Extracted data entries:
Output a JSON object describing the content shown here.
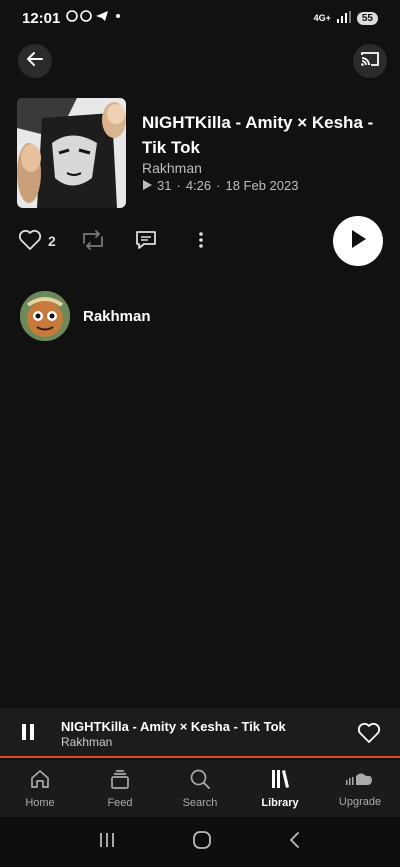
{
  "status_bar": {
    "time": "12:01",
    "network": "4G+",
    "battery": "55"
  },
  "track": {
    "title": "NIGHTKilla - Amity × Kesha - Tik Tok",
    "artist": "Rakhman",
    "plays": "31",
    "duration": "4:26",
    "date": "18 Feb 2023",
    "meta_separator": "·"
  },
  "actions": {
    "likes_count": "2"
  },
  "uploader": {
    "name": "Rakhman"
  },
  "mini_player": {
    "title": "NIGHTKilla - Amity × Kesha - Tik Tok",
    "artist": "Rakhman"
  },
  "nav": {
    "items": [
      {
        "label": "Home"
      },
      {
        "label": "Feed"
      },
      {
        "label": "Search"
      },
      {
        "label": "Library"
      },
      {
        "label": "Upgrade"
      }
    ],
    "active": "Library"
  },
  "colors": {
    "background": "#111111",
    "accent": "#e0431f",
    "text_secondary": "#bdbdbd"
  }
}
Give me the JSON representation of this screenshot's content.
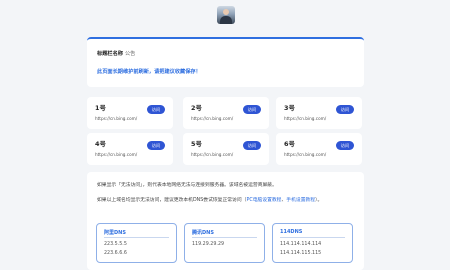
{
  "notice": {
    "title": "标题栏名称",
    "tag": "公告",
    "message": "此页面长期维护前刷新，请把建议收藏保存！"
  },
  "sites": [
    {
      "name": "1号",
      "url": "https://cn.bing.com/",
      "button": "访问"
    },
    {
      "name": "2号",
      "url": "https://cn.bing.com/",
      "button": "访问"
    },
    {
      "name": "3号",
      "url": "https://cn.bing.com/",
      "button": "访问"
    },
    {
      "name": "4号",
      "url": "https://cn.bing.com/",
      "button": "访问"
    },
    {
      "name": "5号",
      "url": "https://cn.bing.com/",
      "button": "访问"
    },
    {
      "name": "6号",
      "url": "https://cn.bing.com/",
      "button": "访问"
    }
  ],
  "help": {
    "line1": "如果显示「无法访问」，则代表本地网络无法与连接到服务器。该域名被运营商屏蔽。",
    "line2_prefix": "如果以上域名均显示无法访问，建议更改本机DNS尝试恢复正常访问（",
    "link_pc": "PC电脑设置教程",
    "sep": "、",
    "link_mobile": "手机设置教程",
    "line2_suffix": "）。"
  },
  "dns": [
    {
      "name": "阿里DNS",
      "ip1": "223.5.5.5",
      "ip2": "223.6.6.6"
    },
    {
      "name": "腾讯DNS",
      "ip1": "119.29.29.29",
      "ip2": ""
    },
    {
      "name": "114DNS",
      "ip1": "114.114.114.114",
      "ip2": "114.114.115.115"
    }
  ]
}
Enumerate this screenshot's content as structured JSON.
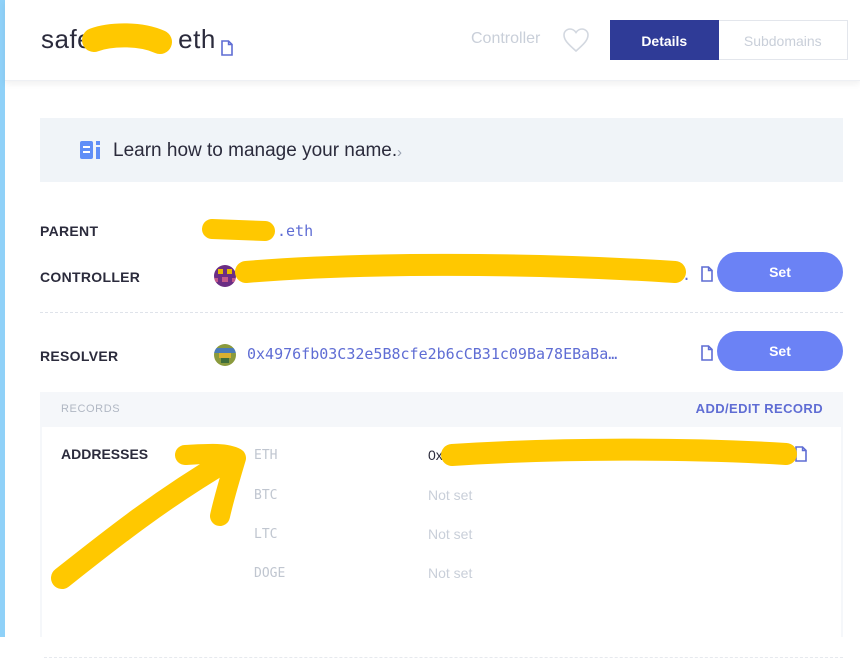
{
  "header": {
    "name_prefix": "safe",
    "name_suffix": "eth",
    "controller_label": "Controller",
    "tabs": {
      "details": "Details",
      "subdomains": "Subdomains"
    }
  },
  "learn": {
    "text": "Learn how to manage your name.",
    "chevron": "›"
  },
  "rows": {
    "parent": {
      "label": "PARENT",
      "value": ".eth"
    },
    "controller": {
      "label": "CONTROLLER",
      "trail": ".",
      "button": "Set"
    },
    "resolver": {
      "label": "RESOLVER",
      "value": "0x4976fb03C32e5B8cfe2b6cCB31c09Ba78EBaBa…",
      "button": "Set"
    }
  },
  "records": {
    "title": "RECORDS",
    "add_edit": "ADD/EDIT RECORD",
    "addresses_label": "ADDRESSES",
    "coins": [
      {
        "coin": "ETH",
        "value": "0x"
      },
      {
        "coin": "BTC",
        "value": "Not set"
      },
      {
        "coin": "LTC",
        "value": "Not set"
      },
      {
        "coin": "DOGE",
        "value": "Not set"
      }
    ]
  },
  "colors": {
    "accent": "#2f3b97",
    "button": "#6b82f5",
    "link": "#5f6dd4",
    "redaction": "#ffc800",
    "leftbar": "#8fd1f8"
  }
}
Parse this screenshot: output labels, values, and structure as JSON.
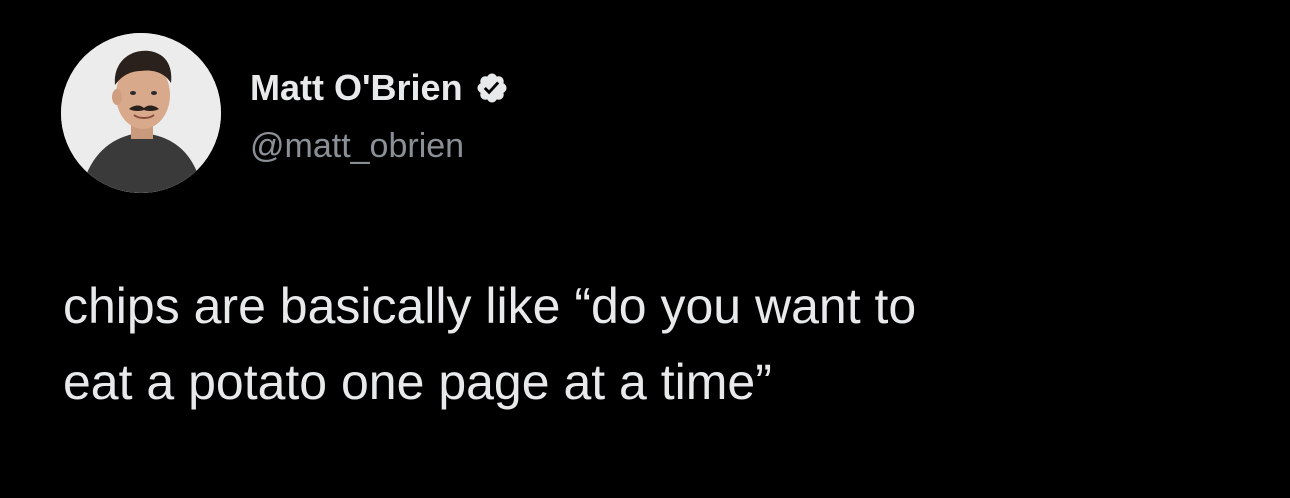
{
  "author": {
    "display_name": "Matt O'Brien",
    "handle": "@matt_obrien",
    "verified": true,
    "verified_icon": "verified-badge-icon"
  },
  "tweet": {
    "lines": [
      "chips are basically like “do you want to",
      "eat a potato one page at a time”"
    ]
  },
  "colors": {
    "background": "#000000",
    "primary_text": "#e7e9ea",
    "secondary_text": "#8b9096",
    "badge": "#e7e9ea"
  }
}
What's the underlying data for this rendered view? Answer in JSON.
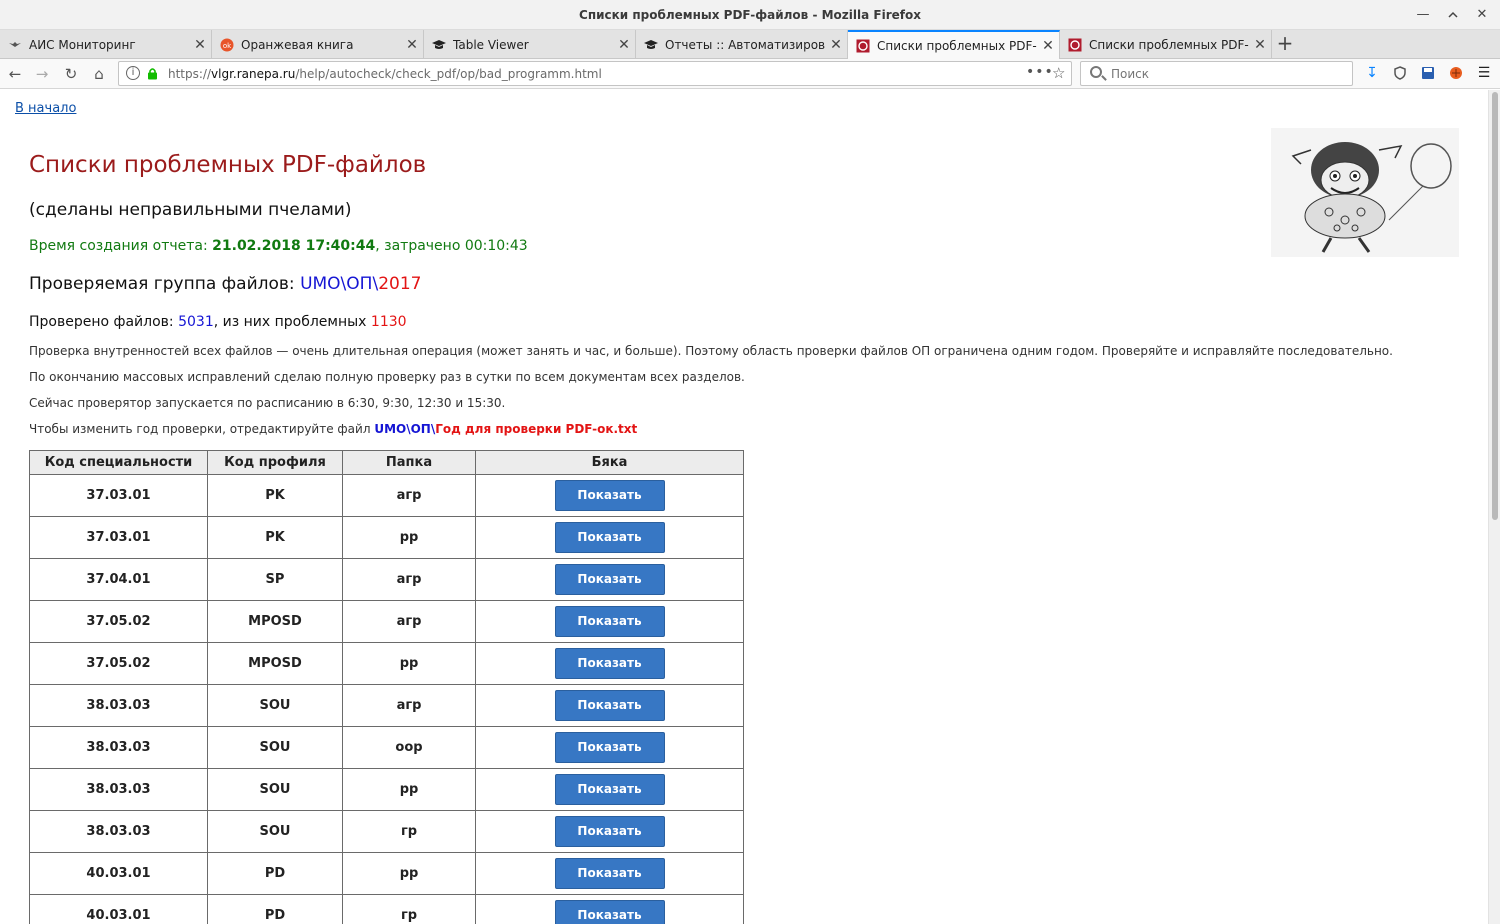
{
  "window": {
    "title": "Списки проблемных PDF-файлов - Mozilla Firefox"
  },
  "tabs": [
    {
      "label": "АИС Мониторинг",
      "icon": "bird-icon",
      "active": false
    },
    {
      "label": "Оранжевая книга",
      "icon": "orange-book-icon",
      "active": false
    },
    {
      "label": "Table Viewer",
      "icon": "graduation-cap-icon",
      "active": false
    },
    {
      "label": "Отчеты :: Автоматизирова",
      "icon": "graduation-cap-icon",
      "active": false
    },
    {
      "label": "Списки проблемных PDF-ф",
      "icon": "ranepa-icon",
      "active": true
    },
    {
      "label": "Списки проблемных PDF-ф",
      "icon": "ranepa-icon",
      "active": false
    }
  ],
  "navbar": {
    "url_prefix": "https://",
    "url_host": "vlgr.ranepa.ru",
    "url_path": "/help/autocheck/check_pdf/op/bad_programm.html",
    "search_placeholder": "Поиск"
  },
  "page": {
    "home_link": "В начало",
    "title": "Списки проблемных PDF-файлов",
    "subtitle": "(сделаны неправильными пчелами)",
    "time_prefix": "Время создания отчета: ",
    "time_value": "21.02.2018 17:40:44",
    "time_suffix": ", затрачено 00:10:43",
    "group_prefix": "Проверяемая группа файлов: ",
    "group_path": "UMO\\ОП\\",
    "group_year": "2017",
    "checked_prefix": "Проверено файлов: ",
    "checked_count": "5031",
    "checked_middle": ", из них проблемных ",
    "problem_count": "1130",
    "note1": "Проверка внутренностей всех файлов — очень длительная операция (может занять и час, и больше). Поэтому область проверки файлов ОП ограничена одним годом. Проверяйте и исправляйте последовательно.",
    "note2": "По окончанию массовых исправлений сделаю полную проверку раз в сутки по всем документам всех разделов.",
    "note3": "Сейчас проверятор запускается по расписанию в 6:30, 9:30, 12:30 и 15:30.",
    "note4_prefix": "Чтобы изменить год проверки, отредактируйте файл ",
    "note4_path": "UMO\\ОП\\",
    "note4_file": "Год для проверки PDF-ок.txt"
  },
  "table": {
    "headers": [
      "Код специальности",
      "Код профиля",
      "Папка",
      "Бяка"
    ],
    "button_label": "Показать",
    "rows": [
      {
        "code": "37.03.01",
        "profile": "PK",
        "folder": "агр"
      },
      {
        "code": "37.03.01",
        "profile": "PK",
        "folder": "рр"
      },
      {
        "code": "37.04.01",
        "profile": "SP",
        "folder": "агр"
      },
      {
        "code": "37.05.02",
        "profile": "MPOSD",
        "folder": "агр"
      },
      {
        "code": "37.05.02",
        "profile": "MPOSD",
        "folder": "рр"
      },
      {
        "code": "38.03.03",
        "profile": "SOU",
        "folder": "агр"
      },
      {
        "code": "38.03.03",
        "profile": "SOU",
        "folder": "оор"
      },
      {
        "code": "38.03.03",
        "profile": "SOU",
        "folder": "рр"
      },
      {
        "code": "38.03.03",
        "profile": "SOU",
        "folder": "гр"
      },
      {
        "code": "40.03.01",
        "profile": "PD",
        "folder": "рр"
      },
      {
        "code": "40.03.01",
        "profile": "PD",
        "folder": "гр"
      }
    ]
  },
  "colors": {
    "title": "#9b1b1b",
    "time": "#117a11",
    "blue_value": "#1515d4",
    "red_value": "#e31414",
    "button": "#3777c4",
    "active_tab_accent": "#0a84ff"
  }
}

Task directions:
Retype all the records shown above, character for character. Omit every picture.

Finished exercise:
Output a JSON object describing the content shown here.
{
  "status_bar": {
    "time": "12:01",
    "network": "4G+",
    "battery": "55"
  },
  "track": {
    "title": "NIGHTKilla - Amity × Kesha - Tik Tok",
    "artist": "Rakhman",
    "plays": "31",
    "duration": "4:26",
    "date": "18 Feb 2023",
    "meta_separator": "·"
  },
  "actions": {
    "likes_count": "2"
  },
  "uploader": {
    "name": "Rakhman"
  },
  "mini_player": {
    "title": "NIGHTKilla - Amity × Kesha - Tik Tok",
    "artist": "Rakhman"
  },
  "nav": {
    "items": [
      {
        "label": "Home"
      },
      {
        "label": "Feed"
      },
      {
        "label": "Search"
      },
      {
        "label": "Library"
      },
      {
        "label": "Upgrade"
      }
    ],
    "active": "Library"
  },
  "colors": {
    "background": "#111111",
    "accent": "#e0431f",
    "text_secondary": "#bdbdbd"
  }
}
Give me the JSON representation of this screenshot's content.
{
  "notice": {
    "title": "标题栏名称",
    "tag": "公告",
    "message": "此页面长期维护前刷新，请把建议收藏保存！"
  },
  "sites": [
    {
      "name": "1号",
      "url": "https://cn.bing.com/",
      "button": "访问"
    },
    {
      "name": "2号",
      "url": "https://cn.bing.com/",
      "button": "访问"
    },
    {
      "name": "3号",
      "url": "https://cn.bing.com/",
      "button": "访问"
    },
    {
      "name": "4号",
      "url": "https://cn.bing.com/",
      "button": "访问"
    },
    {
      "name": "5号",
      "url": "https://cn.bing.com/",
      "button": "访问"
    },
    {
      "name": "6号",
      "url": "https://cn.bing.com/",
      "button": "访问"
    }
  ],
  "help": {
    "line1": "如果显示「无法访问」，则代表本地网络无法与连接到服务器。该域名被运营商屏蔽。",
    "line2_prefix": "如果以上域名均显示无法访问，建议更改本机DNS尝试恢复正常访问（",
    "link_pc": "PC电脑设置教程",
    "sep": "、",
    "link_mobile": "手机设置教程",
    "line2_suffix": "）。"
  },
  "dns": [
    {
      "name": "阿里DNS",
      "ip1": "223.5.5.5",
      "ip2": "223.6.6.6"
    },
    {
      "name": "腾讯DNS",
      "ip1": "119.29.29.29",
      "ip2": ""
    },
    {
      "name": "114DNS",
      "ip1": "114.114.114.114",
      "ip2": "114.114.115.115"
    }
  ]
}
Enumerate this screenshot's content as structured JSON.
{
  "header": {
    "name_prefix": "safe",
    "name_suffix": "eth",
    "controller_label": "Controller",
    "tabs": {
      "details": "Details",
      "subdomains": "Subdomains"
    }
  },
  "learn": {
    "text": "Learn how to manage your name.",
    "chevron": "›"
  },
  "rows": {
    "parent": {
      "label": "PARENT",
      "value": ".eth"
    },
    "controller": {
      "label": "CONTROLLER",
      "trail": ".",
      "button": "Set"
    },
    "resolver": {
      "label": "RESOLVER",
      "value": "0x4976fb03C32e5B8cfe2b6cCB31c09Ba78EBaBa…",
      "button": "Set"
    }
  },
  "records": {
    "title": "RECORDS",
    "add_edit": "ADD/EDIT RECORD",
    "addresses_label": "ADDRESSES",
    "coins": [
      {
        "coin": "ETH",
        "value": "0x"
      },
      {
        "coin": "BTC",
        "value": "Not set"
      },
      {
        "coin": "LTC",
        "value": "Not set"
      },
      {
        "coin": "DOGE",
        "value": "Not set"
      }
    ]
  },
  "colors": {
    "accent": "#2f3b97",
    "button": "#6b82f5",
    "link": "#5f6dd4",
    "redaction": "#ffc800",
    "leftbar": "#8fd1f8"
  }
}
Parse this screenshot: output labels, values, and structure as JSON.
{
  "author": {
    "display_name": "Matt O'Brien",
    "handle": "@matt_obrien",
    "verified": true,
    "verified_icon": "verified-badge-icon"
  },
  "tweet": {
    "lines": [
      "chips are basically like “do you want to",
      "eat a potato one page at a time”"
    ]
  },
  "colors": {
    "background": "#000000",
    "primary_text": "#e7e9ea",
    "secondary_text": "#8b9096",
    "badge": "#e7e9ea"
  }
}
What's the underlying data for this rendered view? Answer in JSON.
{
  "window": {
    "title": "Списки проблемных PDF-файлов - Mozilla Firefox"
  },
  "tabs": [
    {
      "label": "АИС Мониторинг",
      "icon": "bird-icon",
      "active": false
    },
    {
      "label": "Оранжевая книга",
      "icon": "orange-book-icon",
      "active": false
    },
    {
      "label": "Table Viewer",
      "icon": "graduation-cap-icon",
      "active": false
    },
    {
      "label": "Отчеты :: Автоматизирова",
      "icon": "graduation-cap-icon",
      "active": false
    },
    {
      "label": "Списки проблемных PDF-ф",
      "icon": "ranepa-icon",
      "active": true
    },
    {
      "label": "Списки проблемных PDF-ф",
      "icon": "ranepa-icon",
      "active": false
    }
  ],
  "navbar": {
    "url_prefix": "https://",
    "url_host": "vlgr.ranepa.ru",
    "url_path": "/help/autocheck/check_pdf/op/bad_programm.html",
    "search_placeholder": "Поиск"
  },
  "page": {
    "home_link": "В начало",
    "title": "Списки проблемных PDF-файлов",
    "subtitle": "(сделаны неправильными пчелами)",
    "time_prefix": "Время создания отчета: ",
    "time_value": "21.02.2018 17:40:44",
    "time_suffix": ", затрачено 00:10:43",
    "group_prefix": "Проверяемая группа файлов: ",
    "group_path": "UMO\\ОП\\",
    "group_year": "2017",
    "checked_prefix": "Проверено файлов: ",
    "checked_count": "5031",
    "checked_middle": ", из них проблемных ",
    "problem_count": "1130",
    "note1": "Проверка внутренностей всех файлов — очень длительная операция (может занять и час, и больше). Поэтому область проверки файлов ОП ограничена одним годом. Проверяйте и исправляйте последовательно.",
    "note2": "По окончанию массовых исправлений сделаю полную проверку раз в сутки по всем документам всех разделов.",
    "note3": "Сейчас проверятор запускается по расписанию в 6:30, 9:30, 12:30 и 15:30.",
    "note4_prefix": "Чтобы изменить год проверки, отредактируйте файл ",
    "note4_path": "UMO\\ОП\\",
    "note4_file": "Год для проверки PDF-ок.txt"
  },
  "table": {
    "headers": [
      "Код специальности",
      "Код профиля",
      "Папка",
      "Бяка"
    ],
    "button_label": "Показать",
    "rows": [
      {
        "code": "37.03.01",
        "profile": "PK",
        "folder": "агр"
      },
      {
        "code": "37.03.01",
        "profile": "PK",
        "folder": "рр"
      },
      {
        "code": "37.04.01",
        "profile": "SP",
        "folder": "агр"
      },
      {
        "code": "37.05.02",
        "profile": "MPOSD",
        "folder": "агр"
      },
      {
        "code": "37.05.02",
        "profile": "MPOSD",
        "folder": "рр"
      },
      {
        "code": "38.03.03",
        "profile": "SOU",
        "folder": "агр"
      },
      {
        "code": "38.03.03",
        "profile": "SOU",
        "folder": "оор"
      },
      {
        "code": "38.03.03",
        "profile": "SOU",
        "folder": "рр"
      },
      {
        "code": "38.03.03",
        "profile": "SOU",
        "folder": "гр"
      },
      {
        "code": "40.03.01",
        "profile": "PD",
        "folder": "рр"
      },
      {
        "code": "40.03.01",
        "profile": "PD",
        "folder": "гр"
      }
    ]
  },
  "colors": {
    "title": "#9b1b1b",
    "time": "#117a11",
    "blue_value": "#1515d4",
    "red_value": "#e31414",
    "button": "#3777c4",
    "active_tab_accent": "#0a84ff"
  }
}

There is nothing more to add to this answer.